[Start of Attachment]

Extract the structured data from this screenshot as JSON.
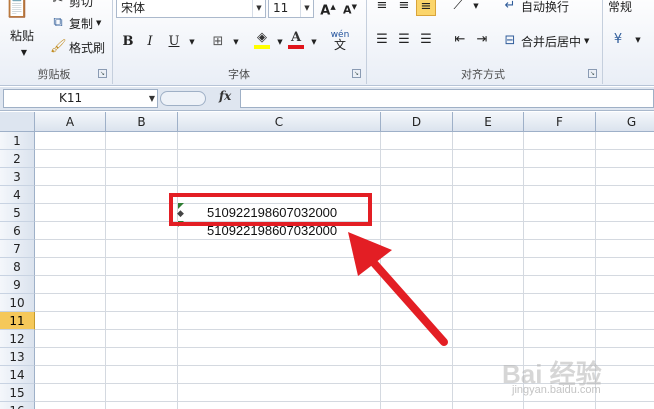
{
  "ribbon": {
    "clipboard": {
      "paste": "粘贴",
      "cut": "剪切",
      "copy": "复制",
      "format_painter": "格式刷",
      "group_label": "剪贴板"
    },
    "font": {
      "font_name": "宋体",
      "font_size": "11",
      "bold": "B",
      "italic": "I",
      "underline": "U",
      "phonetic": "wén",
      "group_label": "字体"
    },
    "alignment": {
      "wrap_text": "自动换行",
      "merge_center": "合并后居中",
      "group_label": "对齐方式"
    },
    "number": {
      "format": "常规"
    }
  },
  "formula_bar": {
    "name_box": "K11",
    "fx_label": "fx",
    "formula": ""
  },
  "sheet": {
    "columns": [
      "A",
      "B",
      "C",
      "D",
      "E",
      "F",
      "G"
    ],
    "rows": [
      "1",
      "2",
      "3",
      "4",
      "5",
      "6",
      "7",
      "8",
      "9",
      "10",
      "11",
      "12",
      "13",
      "14",
      "15",
      "16"
    ],
    "selected_row": "11",
    "cells": {
      "C5": "510922198607032000",
      "C6": "510922198607032000"
    }
  },
  "annotation": {
    "highlight_color": "#e31e24"
  },
  "watermark": {
    "text": "Bai 经验",
    "url": "jingyan.baidu.com"
  }
}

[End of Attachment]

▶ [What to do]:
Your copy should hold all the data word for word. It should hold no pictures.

▶ [Answer]:
Extract the structured data from this screenshot as JSON.
{
  "ribbon": {
    "clipboard": {
      "paste": "粘贴",
      "cut": "剪切",
      "copy": "复制",
      "format_painter": "格式刷",
      "group_label": "剪贴板"
    },
    "font": {
      "font_name": "宋体",
      "font_size": "11",
      "bold": "B",
      "italic": "I",
      "underline": "U",
      "phonetic": "wén",
      "group_label": "字体"
    },
    "alignment": {
      "wrap_text": "自动换行",
      "merge_center": "合并后居中",
      "group_label": "对齐方式"
    },
    "number": {
      "format": "常规"
    }
  },
  "formula_bar": {
    "name_box": "K11",
    "fx_label": "fx",
    "formula": ""
  },
  "sheet": {
    "columns": [
      "A",
      "B",
      "C",
      "D",
      "E",
      "F",
      "G"
    ],
    "rows": [
      "1",
      "2",
      "3",
      "4",
      "5",
      "6",
      "7",
      "8",
      "9",
      "10",
      "11",
      "12",
      "13",
      "14",
      "15",
      "16"
    ],
    "selected_row": "11",
    "cells": {
      "C5": "510922198607032000",
      "C6": "510922198607032000"
    }
  },
  "annotation": {
    "highlight_color": "#e31e24"
  },
  "watermark": {
    "text": "Bai 经验",
    "url": "jingyan.baidu.com"
  }
}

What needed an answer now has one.